Records drawn from a dataset
--
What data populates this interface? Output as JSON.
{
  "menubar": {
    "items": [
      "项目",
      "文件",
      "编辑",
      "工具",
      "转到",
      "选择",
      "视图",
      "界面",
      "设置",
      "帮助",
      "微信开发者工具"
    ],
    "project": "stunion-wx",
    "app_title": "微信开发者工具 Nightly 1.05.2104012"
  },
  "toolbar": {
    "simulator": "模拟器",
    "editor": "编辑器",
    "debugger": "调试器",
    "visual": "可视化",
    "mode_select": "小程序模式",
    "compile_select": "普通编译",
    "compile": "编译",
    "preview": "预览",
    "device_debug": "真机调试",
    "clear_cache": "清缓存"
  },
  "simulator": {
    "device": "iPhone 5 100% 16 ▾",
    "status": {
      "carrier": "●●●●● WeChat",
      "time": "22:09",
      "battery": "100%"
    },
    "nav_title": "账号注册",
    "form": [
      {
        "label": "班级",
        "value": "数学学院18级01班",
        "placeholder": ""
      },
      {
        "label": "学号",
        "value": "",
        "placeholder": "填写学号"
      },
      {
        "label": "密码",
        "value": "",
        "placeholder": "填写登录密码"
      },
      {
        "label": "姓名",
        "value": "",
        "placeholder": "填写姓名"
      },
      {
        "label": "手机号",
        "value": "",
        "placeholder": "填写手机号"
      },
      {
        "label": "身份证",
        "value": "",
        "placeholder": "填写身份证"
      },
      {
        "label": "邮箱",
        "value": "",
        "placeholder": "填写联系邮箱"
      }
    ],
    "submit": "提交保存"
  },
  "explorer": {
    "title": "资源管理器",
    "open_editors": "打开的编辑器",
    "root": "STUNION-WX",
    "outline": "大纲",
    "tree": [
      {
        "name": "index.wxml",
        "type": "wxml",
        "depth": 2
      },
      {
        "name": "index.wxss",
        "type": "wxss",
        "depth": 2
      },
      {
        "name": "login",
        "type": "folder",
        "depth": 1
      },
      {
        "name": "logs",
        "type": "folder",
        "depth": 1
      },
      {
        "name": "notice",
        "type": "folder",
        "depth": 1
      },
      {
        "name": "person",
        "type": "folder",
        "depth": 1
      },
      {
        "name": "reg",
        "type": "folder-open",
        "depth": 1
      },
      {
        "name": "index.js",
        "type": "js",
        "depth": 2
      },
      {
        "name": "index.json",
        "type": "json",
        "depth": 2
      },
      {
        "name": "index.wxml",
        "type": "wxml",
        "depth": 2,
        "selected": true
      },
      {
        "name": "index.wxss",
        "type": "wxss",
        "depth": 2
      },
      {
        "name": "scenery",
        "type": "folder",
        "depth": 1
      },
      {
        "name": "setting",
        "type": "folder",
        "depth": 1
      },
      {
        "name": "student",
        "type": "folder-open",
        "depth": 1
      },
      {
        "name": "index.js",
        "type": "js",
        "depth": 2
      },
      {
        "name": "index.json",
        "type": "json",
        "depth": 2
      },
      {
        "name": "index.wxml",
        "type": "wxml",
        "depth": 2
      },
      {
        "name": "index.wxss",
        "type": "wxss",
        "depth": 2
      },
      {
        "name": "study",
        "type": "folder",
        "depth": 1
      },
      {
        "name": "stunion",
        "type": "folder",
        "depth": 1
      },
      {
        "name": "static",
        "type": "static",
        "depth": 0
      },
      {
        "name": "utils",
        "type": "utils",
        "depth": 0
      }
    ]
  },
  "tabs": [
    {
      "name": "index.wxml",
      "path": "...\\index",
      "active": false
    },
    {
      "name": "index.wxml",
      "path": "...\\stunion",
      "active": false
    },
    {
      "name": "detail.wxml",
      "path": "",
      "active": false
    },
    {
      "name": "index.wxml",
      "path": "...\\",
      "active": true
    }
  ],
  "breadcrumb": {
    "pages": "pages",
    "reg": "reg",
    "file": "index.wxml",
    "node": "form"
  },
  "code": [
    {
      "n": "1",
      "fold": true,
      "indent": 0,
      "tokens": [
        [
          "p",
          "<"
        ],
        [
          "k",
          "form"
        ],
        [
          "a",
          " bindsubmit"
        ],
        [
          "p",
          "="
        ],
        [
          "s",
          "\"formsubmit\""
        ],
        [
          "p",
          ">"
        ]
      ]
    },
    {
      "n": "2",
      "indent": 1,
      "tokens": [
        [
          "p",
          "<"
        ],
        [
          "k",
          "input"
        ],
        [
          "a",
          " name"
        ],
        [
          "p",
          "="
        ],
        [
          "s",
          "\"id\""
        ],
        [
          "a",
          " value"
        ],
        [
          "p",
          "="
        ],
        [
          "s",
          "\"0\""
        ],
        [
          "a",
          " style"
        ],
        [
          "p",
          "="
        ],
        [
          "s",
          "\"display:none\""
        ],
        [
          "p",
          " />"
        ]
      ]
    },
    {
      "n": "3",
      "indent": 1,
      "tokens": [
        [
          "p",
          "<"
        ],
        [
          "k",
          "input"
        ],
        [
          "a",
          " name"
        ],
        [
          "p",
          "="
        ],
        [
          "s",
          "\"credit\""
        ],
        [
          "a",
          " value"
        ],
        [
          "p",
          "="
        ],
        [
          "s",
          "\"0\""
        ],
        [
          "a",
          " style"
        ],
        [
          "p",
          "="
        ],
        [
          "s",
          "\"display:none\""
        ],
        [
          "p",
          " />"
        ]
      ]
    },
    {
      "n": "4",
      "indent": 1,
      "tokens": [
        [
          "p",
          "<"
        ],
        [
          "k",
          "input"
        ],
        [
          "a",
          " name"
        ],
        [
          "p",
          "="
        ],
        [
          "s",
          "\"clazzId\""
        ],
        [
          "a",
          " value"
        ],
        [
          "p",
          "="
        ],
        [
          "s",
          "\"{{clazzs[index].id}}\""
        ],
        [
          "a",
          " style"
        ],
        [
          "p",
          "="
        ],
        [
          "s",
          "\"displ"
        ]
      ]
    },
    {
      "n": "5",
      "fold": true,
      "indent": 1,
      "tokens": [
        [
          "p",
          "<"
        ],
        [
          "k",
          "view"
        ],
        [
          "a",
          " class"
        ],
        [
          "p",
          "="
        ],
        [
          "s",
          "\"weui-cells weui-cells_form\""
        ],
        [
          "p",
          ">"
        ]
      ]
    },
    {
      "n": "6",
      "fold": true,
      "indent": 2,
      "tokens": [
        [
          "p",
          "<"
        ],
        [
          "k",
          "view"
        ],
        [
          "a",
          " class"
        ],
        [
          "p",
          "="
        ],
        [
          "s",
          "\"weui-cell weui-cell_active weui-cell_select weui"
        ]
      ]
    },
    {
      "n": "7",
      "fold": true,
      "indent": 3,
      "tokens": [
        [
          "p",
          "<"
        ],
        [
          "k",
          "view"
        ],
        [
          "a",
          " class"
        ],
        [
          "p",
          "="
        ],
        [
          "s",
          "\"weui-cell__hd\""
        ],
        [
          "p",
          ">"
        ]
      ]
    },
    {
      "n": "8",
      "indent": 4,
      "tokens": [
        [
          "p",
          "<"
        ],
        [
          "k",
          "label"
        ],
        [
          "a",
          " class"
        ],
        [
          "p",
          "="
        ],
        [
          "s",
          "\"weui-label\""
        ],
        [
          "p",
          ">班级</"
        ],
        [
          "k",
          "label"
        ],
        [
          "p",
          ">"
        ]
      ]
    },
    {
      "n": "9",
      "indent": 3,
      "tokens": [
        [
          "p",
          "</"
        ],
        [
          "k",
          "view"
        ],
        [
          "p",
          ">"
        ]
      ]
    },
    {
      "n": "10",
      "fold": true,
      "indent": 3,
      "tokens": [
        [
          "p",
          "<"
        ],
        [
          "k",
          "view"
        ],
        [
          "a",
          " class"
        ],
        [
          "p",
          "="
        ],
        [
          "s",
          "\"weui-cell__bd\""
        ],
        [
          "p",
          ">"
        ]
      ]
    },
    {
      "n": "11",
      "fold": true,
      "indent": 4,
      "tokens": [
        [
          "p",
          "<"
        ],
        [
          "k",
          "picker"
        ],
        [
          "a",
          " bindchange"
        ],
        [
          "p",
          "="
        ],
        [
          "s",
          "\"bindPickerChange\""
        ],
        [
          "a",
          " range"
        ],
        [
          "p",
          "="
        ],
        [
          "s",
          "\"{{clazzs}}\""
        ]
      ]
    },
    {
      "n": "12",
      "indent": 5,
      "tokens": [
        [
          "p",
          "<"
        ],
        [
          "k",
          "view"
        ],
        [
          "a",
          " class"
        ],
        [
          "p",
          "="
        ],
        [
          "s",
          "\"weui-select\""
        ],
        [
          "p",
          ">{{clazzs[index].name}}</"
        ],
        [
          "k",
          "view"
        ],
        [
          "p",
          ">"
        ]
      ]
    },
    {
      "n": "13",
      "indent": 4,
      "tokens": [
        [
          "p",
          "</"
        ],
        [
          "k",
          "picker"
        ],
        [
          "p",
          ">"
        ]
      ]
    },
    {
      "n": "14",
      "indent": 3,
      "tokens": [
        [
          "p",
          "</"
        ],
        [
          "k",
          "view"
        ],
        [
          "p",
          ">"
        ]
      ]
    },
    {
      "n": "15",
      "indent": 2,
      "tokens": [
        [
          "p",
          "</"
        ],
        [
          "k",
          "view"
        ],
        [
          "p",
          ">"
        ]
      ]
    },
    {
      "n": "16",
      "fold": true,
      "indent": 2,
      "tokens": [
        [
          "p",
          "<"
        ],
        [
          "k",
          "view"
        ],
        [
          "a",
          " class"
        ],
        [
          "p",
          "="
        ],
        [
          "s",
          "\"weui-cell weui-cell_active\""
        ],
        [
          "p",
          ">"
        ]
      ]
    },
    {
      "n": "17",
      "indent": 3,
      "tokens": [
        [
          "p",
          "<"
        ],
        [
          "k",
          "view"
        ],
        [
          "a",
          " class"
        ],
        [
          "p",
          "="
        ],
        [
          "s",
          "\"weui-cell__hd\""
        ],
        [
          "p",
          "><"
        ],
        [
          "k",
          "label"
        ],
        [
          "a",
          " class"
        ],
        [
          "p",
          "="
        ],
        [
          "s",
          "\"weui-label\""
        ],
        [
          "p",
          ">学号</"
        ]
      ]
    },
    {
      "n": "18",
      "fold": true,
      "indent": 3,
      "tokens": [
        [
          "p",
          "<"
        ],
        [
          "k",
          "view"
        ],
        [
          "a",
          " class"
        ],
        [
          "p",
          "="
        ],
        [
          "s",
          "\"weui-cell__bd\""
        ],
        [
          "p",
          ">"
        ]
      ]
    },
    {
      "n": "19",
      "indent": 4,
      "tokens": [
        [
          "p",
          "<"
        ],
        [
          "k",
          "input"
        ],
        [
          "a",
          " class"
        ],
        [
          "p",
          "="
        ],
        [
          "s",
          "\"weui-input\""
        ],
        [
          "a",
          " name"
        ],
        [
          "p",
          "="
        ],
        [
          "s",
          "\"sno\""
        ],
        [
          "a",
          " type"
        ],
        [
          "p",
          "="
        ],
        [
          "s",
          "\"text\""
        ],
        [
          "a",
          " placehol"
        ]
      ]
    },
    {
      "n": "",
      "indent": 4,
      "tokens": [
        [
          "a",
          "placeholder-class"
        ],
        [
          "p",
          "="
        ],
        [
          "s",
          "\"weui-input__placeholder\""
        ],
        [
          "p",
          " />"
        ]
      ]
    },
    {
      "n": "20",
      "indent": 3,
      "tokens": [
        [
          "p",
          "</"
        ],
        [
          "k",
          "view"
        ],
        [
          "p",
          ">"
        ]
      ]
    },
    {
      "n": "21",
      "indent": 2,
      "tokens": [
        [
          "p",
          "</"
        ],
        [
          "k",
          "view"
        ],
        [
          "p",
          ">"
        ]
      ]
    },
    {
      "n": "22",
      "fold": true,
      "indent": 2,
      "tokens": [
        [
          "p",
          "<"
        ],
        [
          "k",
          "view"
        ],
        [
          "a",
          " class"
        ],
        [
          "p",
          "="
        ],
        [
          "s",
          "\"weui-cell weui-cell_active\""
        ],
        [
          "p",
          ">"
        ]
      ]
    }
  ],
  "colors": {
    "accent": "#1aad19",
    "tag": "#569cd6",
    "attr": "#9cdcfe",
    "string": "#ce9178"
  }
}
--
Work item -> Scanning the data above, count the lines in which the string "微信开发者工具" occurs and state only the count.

Exercise result -> 2